▶ [DATA RECORDS]:
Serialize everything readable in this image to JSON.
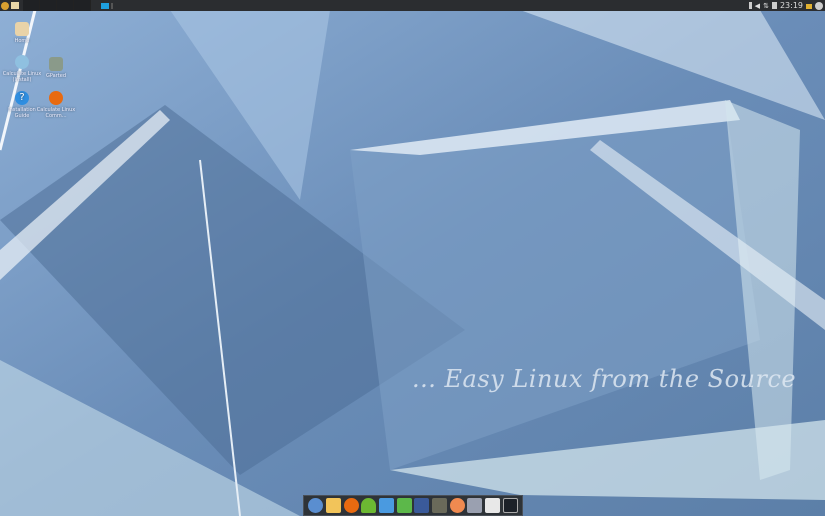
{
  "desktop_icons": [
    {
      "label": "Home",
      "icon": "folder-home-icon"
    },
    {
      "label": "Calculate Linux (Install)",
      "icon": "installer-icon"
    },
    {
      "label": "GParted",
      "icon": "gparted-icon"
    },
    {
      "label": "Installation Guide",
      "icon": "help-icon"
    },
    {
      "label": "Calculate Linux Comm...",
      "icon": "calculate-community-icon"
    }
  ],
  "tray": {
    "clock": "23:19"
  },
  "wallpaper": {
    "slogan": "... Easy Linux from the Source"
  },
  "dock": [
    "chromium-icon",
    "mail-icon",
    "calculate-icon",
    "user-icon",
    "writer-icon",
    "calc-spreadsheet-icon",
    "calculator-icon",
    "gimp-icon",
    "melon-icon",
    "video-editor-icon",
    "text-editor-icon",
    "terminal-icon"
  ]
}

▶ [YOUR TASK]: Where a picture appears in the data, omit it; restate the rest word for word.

▶ [RESPONSE AREA]:
Serialize everything readable in this image to JSON.
{
  "desktop_icons": [
    {
      "label": "Home",
      "icon": "folder-home-icon"
    },
    {
      "label": "Calculate Linux (Install)",
      "icon": "installer-icon"
    },
    {
      "label": "GParted",
      "icon": "gparted-icon"
    },
    {
      "label": "Installation Guide",
      "icon": "help-icon"
    },
    {
      "label": "Calculate Linux Comm...",
      "icon": "calculate-community-icon"
    }
  ],
  "tray": {
    "clock": "23:19"
  },
  "wallpaper": {
    "slogan": "... Easy Linux from the Source"
  },
  "dock": [
    "chromium-icon",
    "mail-icon",
    "calculate-icon",
    "user-icon",
    "writer-icon",
    "calc-spreadsheet-icon",
    "calculator-icon",
    "gimp-icon",
    "melon-icon",
    "video-editor-icon",
    "text-editor-icon",
    "terminal-icon"
  ]
}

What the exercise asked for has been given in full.